---------- TASK INPUTS ----------

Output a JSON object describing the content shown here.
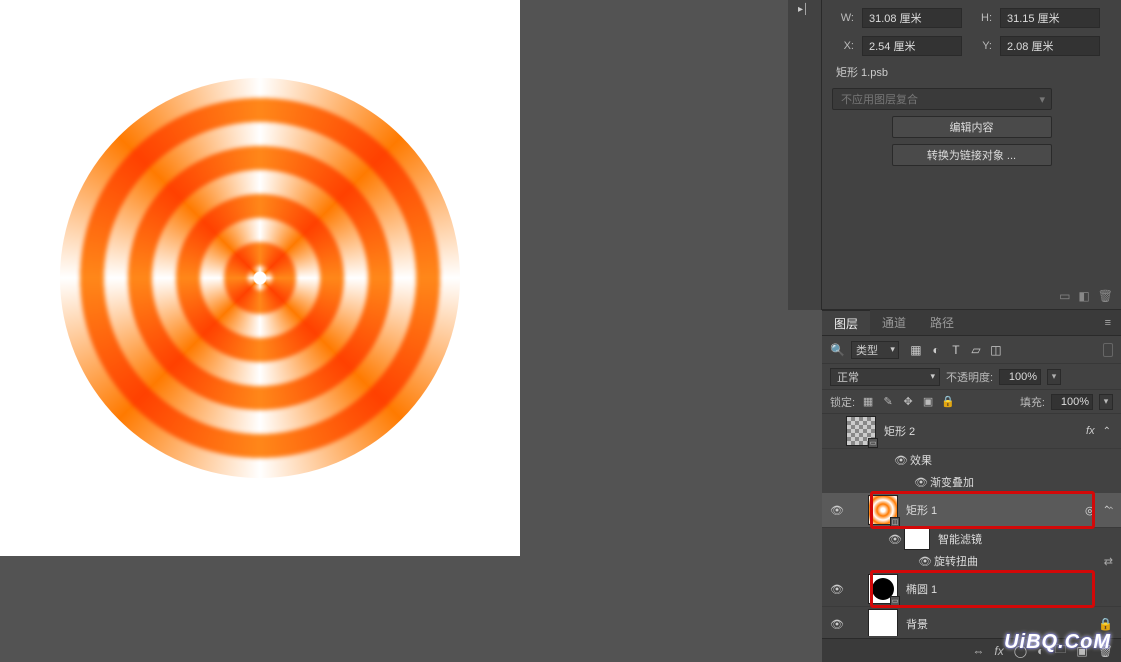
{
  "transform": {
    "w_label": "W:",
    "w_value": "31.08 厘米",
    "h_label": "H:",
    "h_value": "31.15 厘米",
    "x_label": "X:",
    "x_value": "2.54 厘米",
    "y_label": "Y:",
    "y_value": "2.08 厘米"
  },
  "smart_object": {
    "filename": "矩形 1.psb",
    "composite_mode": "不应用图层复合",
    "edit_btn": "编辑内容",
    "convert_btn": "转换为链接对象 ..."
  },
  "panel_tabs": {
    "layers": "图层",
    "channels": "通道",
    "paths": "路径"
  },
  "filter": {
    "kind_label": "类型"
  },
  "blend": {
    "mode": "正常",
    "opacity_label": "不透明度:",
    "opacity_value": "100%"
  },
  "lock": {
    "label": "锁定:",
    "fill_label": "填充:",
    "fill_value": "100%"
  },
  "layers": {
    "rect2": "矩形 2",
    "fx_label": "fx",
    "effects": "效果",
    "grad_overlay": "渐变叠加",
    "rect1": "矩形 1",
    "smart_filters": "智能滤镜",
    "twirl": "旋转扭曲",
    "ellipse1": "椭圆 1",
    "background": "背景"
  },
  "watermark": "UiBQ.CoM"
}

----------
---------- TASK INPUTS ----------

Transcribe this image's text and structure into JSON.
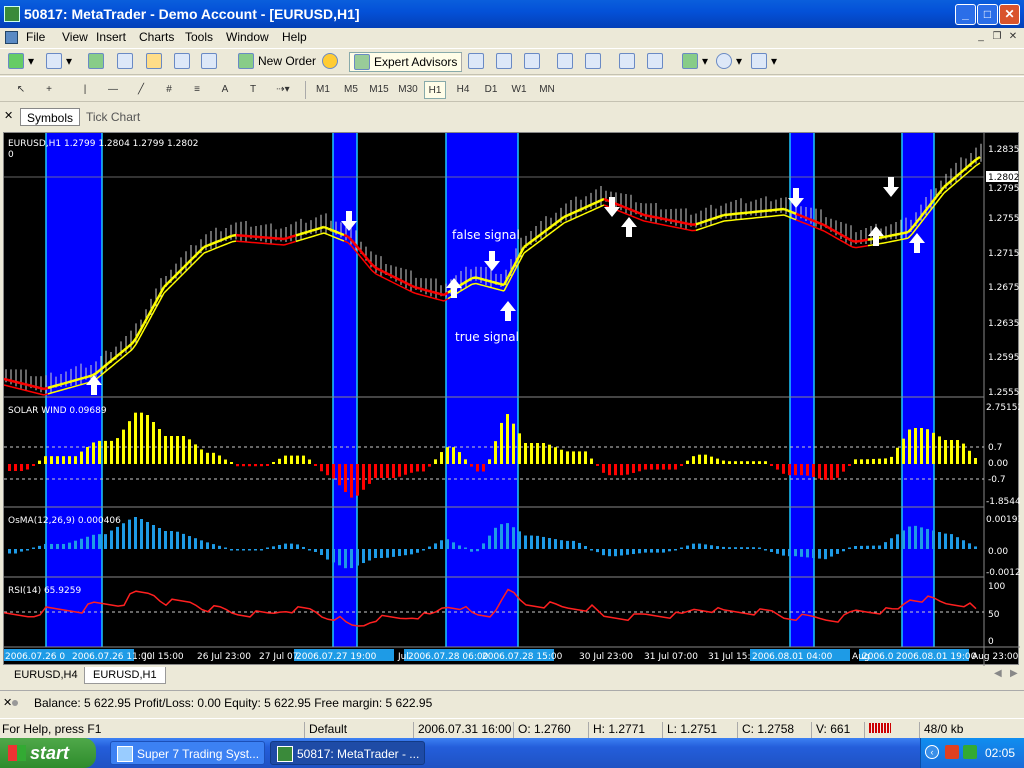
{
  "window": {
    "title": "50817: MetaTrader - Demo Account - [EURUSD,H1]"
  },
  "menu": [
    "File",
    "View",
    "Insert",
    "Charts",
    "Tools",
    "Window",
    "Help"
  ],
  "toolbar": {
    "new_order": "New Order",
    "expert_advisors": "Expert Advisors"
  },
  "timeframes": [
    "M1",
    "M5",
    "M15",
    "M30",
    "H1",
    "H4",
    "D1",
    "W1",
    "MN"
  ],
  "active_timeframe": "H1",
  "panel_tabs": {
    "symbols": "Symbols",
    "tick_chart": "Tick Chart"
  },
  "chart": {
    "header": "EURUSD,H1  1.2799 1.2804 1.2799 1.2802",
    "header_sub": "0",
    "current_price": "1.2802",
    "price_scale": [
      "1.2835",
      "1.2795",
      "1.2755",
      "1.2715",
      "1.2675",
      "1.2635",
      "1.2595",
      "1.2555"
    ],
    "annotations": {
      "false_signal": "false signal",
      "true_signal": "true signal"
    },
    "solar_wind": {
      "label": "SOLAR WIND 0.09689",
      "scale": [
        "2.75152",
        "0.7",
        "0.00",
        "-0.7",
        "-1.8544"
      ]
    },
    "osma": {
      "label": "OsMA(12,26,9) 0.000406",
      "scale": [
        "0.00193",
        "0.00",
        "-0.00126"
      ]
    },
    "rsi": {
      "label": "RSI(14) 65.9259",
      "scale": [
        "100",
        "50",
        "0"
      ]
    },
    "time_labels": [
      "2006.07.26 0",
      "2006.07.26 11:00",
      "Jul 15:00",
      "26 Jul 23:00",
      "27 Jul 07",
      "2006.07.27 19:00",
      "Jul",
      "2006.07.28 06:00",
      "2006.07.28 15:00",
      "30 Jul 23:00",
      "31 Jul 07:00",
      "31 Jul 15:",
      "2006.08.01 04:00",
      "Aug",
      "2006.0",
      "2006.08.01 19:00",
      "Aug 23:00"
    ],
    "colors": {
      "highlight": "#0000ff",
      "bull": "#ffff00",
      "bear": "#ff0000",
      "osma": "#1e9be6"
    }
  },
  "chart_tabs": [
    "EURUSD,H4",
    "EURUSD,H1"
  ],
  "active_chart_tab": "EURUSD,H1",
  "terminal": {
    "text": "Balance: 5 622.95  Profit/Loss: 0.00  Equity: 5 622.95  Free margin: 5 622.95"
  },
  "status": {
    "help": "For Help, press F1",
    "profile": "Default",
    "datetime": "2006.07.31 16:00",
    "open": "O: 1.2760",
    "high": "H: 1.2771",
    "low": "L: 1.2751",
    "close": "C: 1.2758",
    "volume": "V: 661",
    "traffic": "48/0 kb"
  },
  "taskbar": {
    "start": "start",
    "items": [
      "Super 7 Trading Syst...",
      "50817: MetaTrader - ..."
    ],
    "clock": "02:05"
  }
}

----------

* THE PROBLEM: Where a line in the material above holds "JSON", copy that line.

* FINAL ANSWER:
Output a JSON object describing the content shown here.
Transcribe this image's text and structure into JSON.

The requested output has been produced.